It's not always a bad connotation, sometimes a word can bring along all sorts of positive ideas along with it. Just to make it all the more complicated, not everyone has the same associations with the same words. However many cultural ties do exist for the most part, in spite of individual peculiarities derived from their experiences.
A few dualities to juxtapose for you could be:
- Boss | Manager
- Friend | Companion
- Partner | Co-Worker
- Co-Worker | Colleague
- Sales Rep | Account Executive
Using one over the other, starts to deposit feelings, ideas within them alreadying shaping the audience to a particular way of thinking.
Such is the same as we describe our days.

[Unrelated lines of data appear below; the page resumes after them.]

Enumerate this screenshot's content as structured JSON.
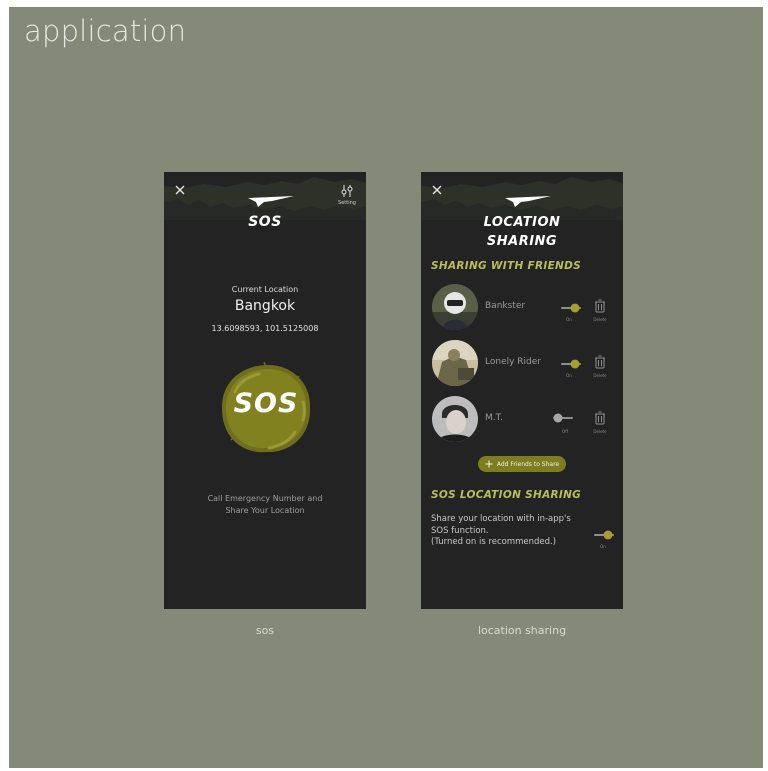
{
  "page": {
    "title": "application"
  },
  "screens": {
    "sos": {
      "caption": "sos",
      "title": "SOS",
      "setting_label": "Setting",
      "location_label": "Current Location",
      "city": "Bangkok",
      "coords": "13.6098593, 101.5125008",
      "sos_button": "SOS",
      "desc_line1": "Call Emergency Number and",
      "desc_line2": "Share Your Location"
    },
    "location": {
      "caption": "location sharing",
      "title_line1": "LOCATION",
      "title_line2": "SHARING",
      "friends_head": "SHARING WITH FRIENDS",
      "friends": [
        {
          "name": "Bankster",
          "on": true,
          "toggle_label": "On",
          "delete_label": "Delete"
        },
        {
          "name": "Lonely Rider",
          "on": true,
          "toggle_label": "On",
          "delete_label": "Delete"
        },
        {
          "name": "M.T.",
          "on": false,
          "toggle_label": "Off",
          "delete_label": "Delete"
        }
      ],
      "add_button": "Add Friends to Share",
      "sos_head": "SOS LOCATION SHARING",
      "sos_desc1": "Share your location with in-app's",
      "sos_desc2": "SOS function.",
      "sos_desc3": "(Turned on is recommended.)",
      "sos_toggle_label": "On"
    }
  },
  "colors": {
    "accent": "#9c9a2a",
    "phone_bg": "#232323",
    "board_bg": "#858a78"
  },
  "icons": [
    "close-icon",
    "setting-icon",
    "trash-icon",
    "plus-icon",
    "logo-icon"
  ]
}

Saying a cold morning was "brisk," deposits a different idea than if we were to say "freezing," or "chilling."
Words, especially when nouns or pro-nouns, serve as placeholders and whether we agree with it or not, deposit all kinds of complicated concepts along with them.
this, is why i'm careful
It certainly has something to do with my education in linguistics and those tough political theory classes where each word used is endlessly poured over for a better, tighter concept. Nonetheless I try very hard in interpersonal relationships and even harder at work, to be very conscientious with the words I use.
I've seen firsthand in my own experience looking out at the world, how different one can act towards another or a situation if we use one type of language vs another.
When starting my journey in consulting, I had an executive on the board of the agency I worked for say something rather offhandedly during a lunch that really stuck with me.
"Don't talk about clients like that even when they're not around, it'll start shaping how you think about them, then how you act towards them."
This inadvertently drove me down a very impactful line of thought. When we allow ourselves to refer to people in such a way, it starts to seep into our view of them.
Now, ultimately, it's got me to use one word over and over again when referring to those I consult for, or even ultimately use a product I'm building.
simple change, deep impact
Why do I use client instead of customer? Well, simply put, the ideas that come along for the ride with the word are different enough that positively affect the view of both myself, and those I'm speaking to.
Client denotes a type of servitude, working on the behalf of, and also assumes a sort of relationship between parties that has a kind of reverence. All those '90's law movies where the lead character says, "my client," certainly help shape that for our culture.
Customer has all sorts of other riders coming with. Complicated, flat wrong phrases like 'the customer is always right,' or for me at least, it reminds me of shopping mall experiences with people talking over PA systems about deals for customers.
Customer feels, to me, cheap. It is an overblown concept that in the current days of everything-as-a-service and brought-to-me-now, or as-cheap-as-can-be, dull the use of it to mean pretty much anything, so it holds almost nothing.
Using customer, might not have those type of associations for this reader, or the organization they work with. But I'd want to leave you with this posited thought.
Wouldn't switching it to client give you more than you'd loose?
Language matters, at least give that some thought dear reader.